--- Task directions ---
Return each line of the data below exactly, omitting any pictures.

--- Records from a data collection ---

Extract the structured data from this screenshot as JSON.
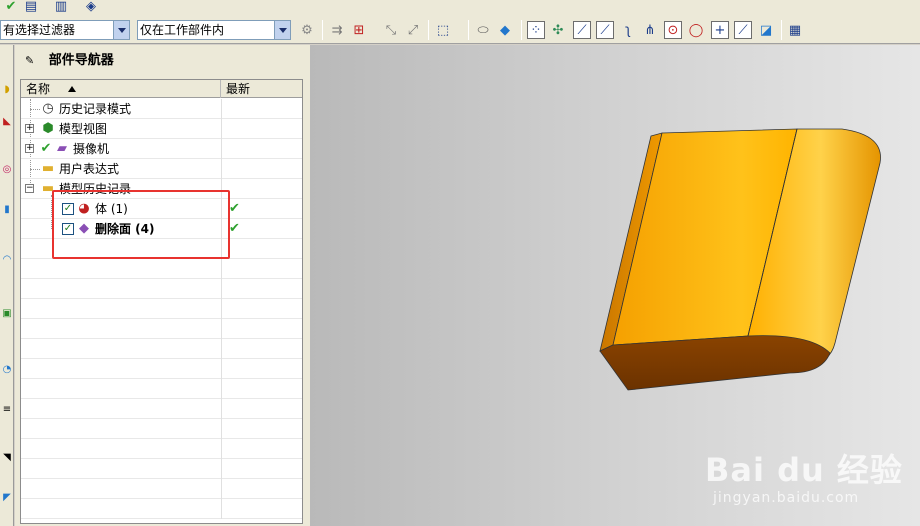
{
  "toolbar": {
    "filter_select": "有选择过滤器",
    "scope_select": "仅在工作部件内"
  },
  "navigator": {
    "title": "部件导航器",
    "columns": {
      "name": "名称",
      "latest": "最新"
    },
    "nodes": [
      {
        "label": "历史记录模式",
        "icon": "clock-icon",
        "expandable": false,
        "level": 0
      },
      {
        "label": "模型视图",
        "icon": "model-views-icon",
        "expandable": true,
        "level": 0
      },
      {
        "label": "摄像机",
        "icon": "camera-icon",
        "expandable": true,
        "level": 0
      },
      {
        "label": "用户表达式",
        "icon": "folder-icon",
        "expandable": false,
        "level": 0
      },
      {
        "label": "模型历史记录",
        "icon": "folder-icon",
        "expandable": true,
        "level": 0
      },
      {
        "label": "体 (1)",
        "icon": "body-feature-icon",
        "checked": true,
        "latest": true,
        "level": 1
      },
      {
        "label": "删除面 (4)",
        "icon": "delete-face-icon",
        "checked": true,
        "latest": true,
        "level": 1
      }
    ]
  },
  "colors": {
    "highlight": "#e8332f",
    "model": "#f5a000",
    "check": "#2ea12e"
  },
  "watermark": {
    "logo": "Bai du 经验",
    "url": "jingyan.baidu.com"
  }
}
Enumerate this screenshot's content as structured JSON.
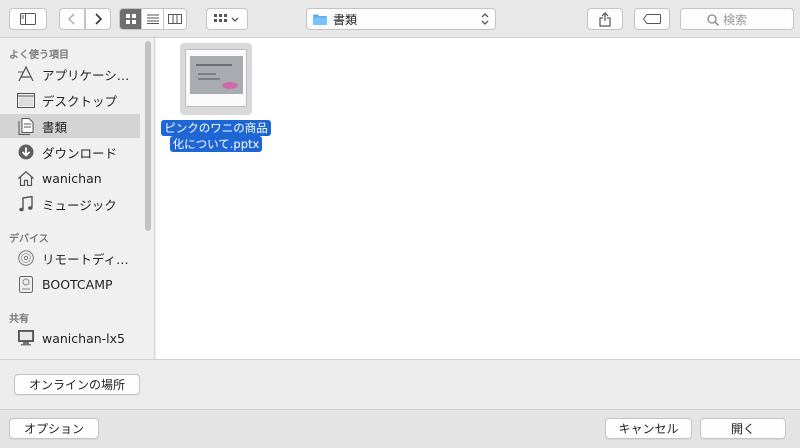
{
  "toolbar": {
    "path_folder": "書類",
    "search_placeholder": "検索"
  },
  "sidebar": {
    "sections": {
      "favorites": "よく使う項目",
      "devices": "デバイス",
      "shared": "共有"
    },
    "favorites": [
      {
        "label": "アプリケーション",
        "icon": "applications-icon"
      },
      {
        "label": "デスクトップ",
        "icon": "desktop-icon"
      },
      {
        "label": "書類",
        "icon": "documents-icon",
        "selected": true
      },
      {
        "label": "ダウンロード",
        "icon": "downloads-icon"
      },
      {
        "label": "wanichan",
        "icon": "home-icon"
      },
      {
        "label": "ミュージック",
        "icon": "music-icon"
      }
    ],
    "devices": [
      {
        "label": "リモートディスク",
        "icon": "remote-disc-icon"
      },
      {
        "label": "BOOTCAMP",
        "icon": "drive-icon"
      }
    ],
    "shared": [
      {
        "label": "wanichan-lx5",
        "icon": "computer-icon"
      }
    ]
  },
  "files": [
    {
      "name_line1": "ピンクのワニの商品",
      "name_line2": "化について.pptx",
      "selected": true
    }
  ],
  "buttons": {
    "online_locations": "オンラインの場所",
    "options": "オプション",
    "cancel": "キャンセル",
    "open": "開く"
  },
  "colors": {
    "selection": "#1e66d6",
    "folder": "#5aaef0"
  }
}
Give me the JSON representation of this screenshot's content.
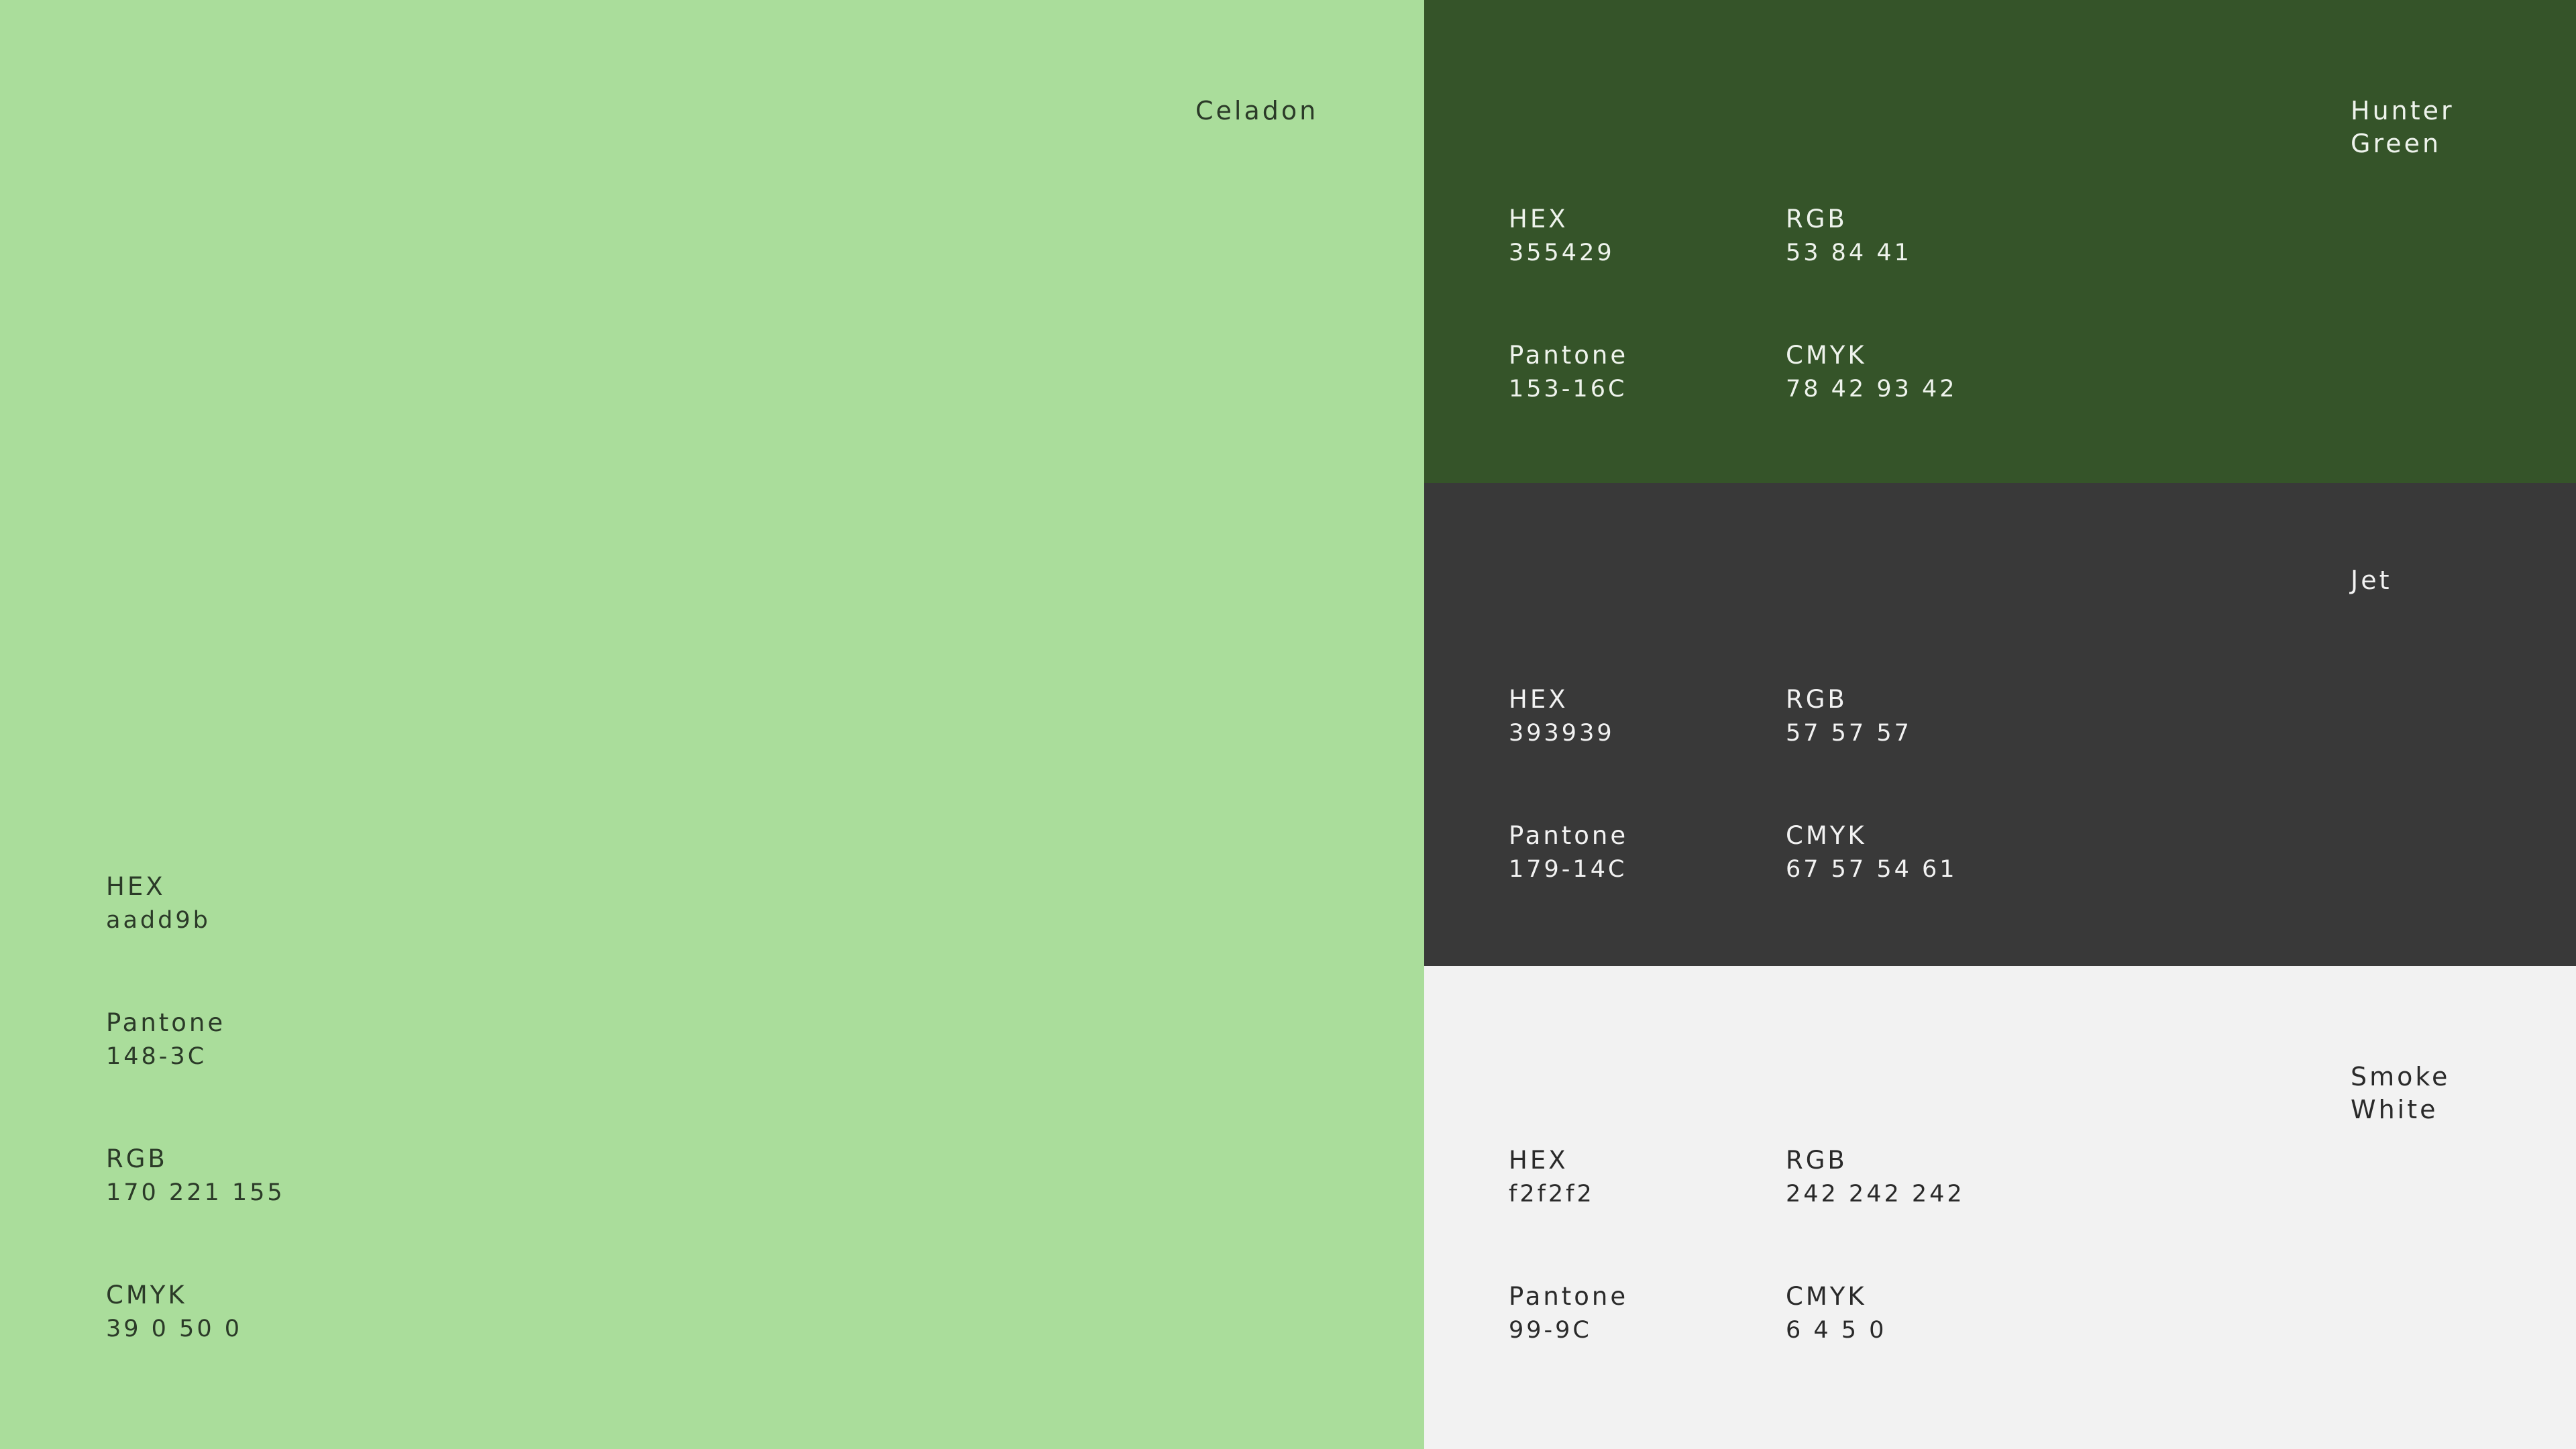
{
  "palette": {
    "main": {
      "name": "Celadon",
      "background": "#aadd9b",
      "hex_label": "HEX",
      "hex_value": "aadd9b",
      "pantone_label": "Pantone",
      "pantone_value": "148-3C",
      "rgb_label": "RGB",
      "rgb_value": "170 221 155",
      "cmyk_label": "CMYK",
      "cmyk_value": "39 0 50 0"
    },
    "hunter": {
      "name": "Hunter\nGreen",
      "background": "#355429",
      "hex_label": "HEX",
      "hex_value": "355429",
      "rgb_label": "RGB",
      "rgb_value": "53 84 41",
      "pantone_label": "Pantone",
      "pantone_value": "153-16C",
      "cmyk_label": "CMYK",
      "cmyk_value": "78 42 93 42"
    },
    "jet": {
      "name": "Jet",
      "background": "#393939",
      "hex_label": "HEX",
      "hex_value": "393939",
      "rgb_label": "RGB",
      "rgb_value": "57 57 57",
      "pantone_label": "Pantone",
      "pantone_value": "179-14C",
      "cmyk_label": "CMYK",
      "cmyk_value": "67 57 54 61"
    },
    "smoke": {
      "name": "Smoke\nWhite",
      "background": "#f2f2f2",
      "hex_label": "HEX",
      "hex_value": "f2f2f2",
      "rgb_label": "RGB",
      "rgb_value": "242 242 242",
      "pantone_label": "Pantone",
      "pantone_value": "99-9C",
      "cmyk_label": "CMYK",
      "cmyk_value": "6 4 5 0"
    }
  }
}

--- Task response ---
Extract the structured data from this screenshot as JSON.
{
  "toolbar": {
    "filter_select": "有选择过滤器",
    "scope_select": "仅在工作部件内"
  },
  "navigator": {
    "title": "部件导航器",
    "columns": {
      "name": "名称",
      "latest": "最新"
    },
    "nodes": [
      {
        "label": "历史记录模式",
        "icon": "clock-icon",
        "expandable": false,
        "level": 0
      },
      {
        "label": "模型视图",
        "icon": "model-views-icon",
        "expandable": true,
        "level": 0
      },
      {
        "label": "摄像机",
        "icon": "camera-icon",
        "expandable": true,
        "level": 0
      },
      {
        "label": "用户表达式",
        "icon": "folder-icon",
        "expandable": false,
        "level": 0
      },
      {
        "label": "模型历史记录",
        "icon": "folder-icon",
        "expandable": true,
        "level": 0
      },
      {
        "label": "体 (1)",
        "icon": "body-feature-icon",
        "checked": true,
        "latest": true,
        "level": 1
      },
      {
        "label": "删除面 (4)",
        "icon": "delete-face-icon",
        "checked": true,
        "latest": true,
        "level": 1
      }
    ]
  },
  "colors": {
    "highlight": "#e8332f",
    "model": "#f5a000",
    "check": "#2ea12e"
  },
  "watermark": {
    "logo": "Bai du 经验",
    "url": "jingyan.baidu.com"
  }
}
Enumerate this screenshot's content as structured JSON.
{
  "toolbar": {
    "path_folder": "書類",
    "search_placeholder": "検索"
  },
  "sidebar": {
    "sections": {
      "favorites": "よく使う項目",
      "devices": "デバイス",
      "shared": "共有"
    },
    "favorites": [
      {
        "label": "アプリケーション",
        "icon": "applications-icon"
      },
      {
        "label": "デスクトップ",
        "icon": "desktop-icon"
      },
      {
        "label": "書類",
        "icon": "documents-icon",
        "selected": true
      },
      {
        "label": "ダウンロード",
        "icon": "downloads-icon"
      },
      {
        "label": "wanichan",
        "icon": "home-icon"
      },
      {
        "label": "ミュージック",
        "icon": "music-icon"
      }
    ],
    "devices": [
      {
        "label": "リモートディスク",
        "icon": "remote-disc-icon"
      },
      {
        "label": "BOOTCAMP",
        "icon": "drive-icon"
      }
    ],
    "shared": [
      {
        "label": "wanichan-lx5",
        "icon": "computer-icon"
      }
    ]
  },
  "files": [
    {
      "name_line1": "ピンクのワニの商品",
      "name_line2": "化について.pptx",
      "selected": true
    }
  ],
  "buttons": {
    "online_locations": "オンラインの場所",
    "options": "オプション",
    "cancel": "キャンセル",
    "open": "開く"
  },
  "colors": {
    "selection": "#1e66d6",
    "folder": "#5aaef0"
  }
}
Give me the JSON representation of this screenshot's content.
{
  "palette": {
    "main": {
      "name": "Celadon",
      "background": "#aadd9b",
      "hex_label": "HEX",
      "hex_value": "aadd9b",
      "pantone_label": "Pantone",
      "pantone_value": "148-3C",
      "rgb_label": "RGB",
      "rgb_value": "170 221 155",
      "cmyk_label": "CMYK",
      "cmyk_value": "39 0 50 0"
    },
    "hunter": {
      "name": "Hunter\nGreen",
      "background": "#355429",
      "hex_label": "HEX",
      "hex_value": "355429",
      "rgb_label": "RGB",
      "rgb_value": "53 84 41",
      "pantone_label": "Pantone",
      "pantone_value": "153-16C",
      "cmyk_label": "CMYK",
      "cmyk_value": "78 42 93 42"
    },
    "jet": {
      "name": "Jet",
      "background": "#393939",
      "hex_label": "HEX",
      "hex_value": "393939",
      "rgb_label": "RGB",
      "rgb_value": "57 57 57",
      "pantone_label": "Pantone",
      "pantone_value": "179-14C",
      "cmyk_label": "CMYK",
      "cmyk_value": "67 57 54 61"
    },
    "smoke": {
      "name": "Smoke\nWhite",
      "background": "#f2f2f2",
      "hex_label": "HEX",
      "hex_value": "f2f2f2",
      "rgb_label": "RGB",
      "rgb_value": "242 242 242",
      "pantone_label": "Pantone",
      "pantone_value": "99-9C",
      "cmyk_label": "CMYK",
      "cmyk_value": "6 4 5 0"
    }
  }
}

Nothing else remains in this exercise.